##### SOURCE MATERIAL

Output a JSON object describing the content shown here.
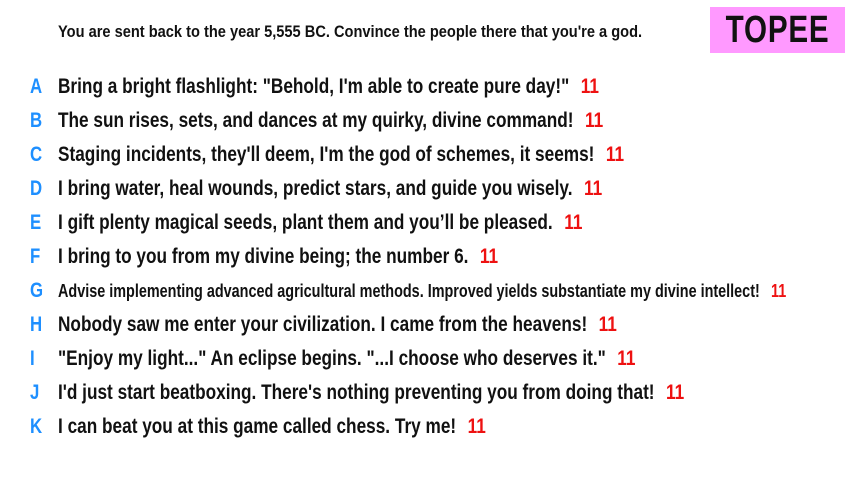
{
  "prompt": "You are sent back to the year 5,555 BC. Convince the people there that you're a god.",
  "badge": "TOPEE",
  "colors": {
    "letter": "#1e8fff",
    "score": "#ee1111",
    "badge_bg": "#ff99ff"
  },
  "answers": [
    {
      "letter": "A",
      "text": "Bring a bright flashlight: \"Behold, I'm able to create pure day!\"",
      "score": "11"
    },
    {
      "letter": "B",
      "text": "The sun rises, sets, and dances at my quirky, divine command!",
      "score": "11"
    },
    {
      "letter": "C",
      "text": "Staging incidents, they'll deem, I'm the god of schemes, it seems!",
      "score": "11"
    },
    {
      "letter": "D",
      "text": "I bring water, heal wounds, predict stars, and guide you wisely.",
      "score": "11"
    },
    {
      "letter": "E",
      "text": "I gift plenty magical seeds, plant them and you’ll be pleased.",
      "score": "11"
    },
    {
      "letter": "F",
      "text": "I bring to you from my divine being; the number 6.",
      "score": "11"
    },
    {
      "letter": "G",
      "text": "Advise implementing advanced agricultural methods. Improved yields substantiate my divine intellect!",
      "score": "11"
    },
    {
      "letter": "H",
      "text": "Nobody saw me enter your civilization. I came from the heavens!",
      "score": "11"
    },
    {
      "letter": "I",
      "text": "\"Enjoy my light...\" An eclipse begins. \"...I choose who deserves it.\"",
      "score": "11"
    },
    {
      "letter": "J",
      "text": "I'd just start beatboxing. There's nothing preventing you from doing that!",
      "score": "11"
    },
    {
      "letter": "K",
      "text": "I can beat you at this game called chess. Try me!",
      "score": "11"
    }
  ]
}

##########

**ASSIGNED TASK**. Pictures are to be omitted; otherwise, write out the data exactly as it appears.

**REPLY TO THE TASK**.
Output a JSON object describing the content shown here.
{
  "prompt": "You are sent back to the year 5,555 BC. Convince the people there that you're a god.",
  "badge": "TOPEE",
  "colors": {
    "letter": "#1e8fff",
    "score": "#ee1111",
    "badge_bg": "#ff99ff"
  },
  "answers": [
    {
      "letter": "A",
      "text": "Bring a bright flashlight: \"Behold, I'm able to create pure day!\"",
      "score": "11"
    },
    {
      "letter": "B",
      "text": "The sun rises, sets, and dances at my quirky, divine command!",
      "score": "11"
    },
    {
      "letter": "C",
      "text": "Staging incidents, they'll deem, I'm the god of schemes, it seems!",
      "score": "11"
    },
    {
      "letter": "D",
      "text": "I bring water, heal wounds, predict stars, and guide you wisely.",
      "score": "11"
    },
    {
      "letter": "E",
      "text": "I gift plenty magical seeds, plant them and you’ll be pleased.",
      "score": "11"
    },
    {
      "letter": "F",
      "text": "I bring to you from my divine being; the number 6.",
      "score": "11"
    },
    {
      "letter": "G",
      "text": "Advise implementing advanced agricultural methods. Improved yields substantiate my divine intellect!",
      "score": "11"
    },
    {
      "letter": "H",
      "text": "Nobody saw me enter your civilization. I came from the heavens!",
      "score": "11"
    },
    {
      "letter": "I",
      "text": "\"Enjoy my light...\" An eclipse begins. \"...I choose who deserves it.\"",
      "score": "11"
    },
    {
      "letter": "J",
      "text": "I'd just start beatboxing. There's nothing preventing you from doing that!",
      "score": "11"
    },
    {
      "letter": "K",
      "text": "I can beat you at this game called chess. Try me!",
      "score": "11"
    }
  ]
}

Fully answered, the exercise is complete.